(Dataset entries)

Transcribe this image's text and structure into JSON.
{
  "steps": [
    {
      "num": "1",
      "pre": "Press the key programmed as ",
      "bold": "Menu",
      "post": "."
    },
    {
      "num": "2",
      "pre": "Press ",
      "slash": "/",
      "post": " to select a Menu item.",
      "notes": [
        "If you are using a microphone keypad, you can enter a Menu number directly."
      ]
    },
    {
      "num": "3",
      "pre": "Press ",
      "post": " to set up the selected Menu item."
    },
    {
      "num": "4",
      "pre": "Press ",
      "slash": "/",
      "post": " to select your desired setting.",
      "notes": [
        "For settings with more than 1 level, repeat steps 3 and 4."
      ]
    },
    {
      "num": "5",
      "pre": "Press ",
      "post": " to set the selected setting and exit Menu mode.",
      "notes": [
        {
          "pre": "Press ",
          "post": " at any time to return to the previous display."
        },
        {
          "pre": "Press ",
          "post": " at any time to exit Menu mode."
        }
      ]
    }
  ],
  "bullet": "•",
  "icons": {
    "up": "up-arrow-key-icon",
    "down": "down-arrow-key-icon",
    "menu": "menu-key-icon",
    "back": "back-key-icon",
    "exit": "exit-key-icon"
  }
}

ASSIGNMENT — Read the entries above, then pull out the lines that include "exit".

TASK RESPONSE —
      "post": " to set the selected setting and exit Menu mode.",
          "post": " at any time to exit Menu mode."
    "exit": "exit-key-icon"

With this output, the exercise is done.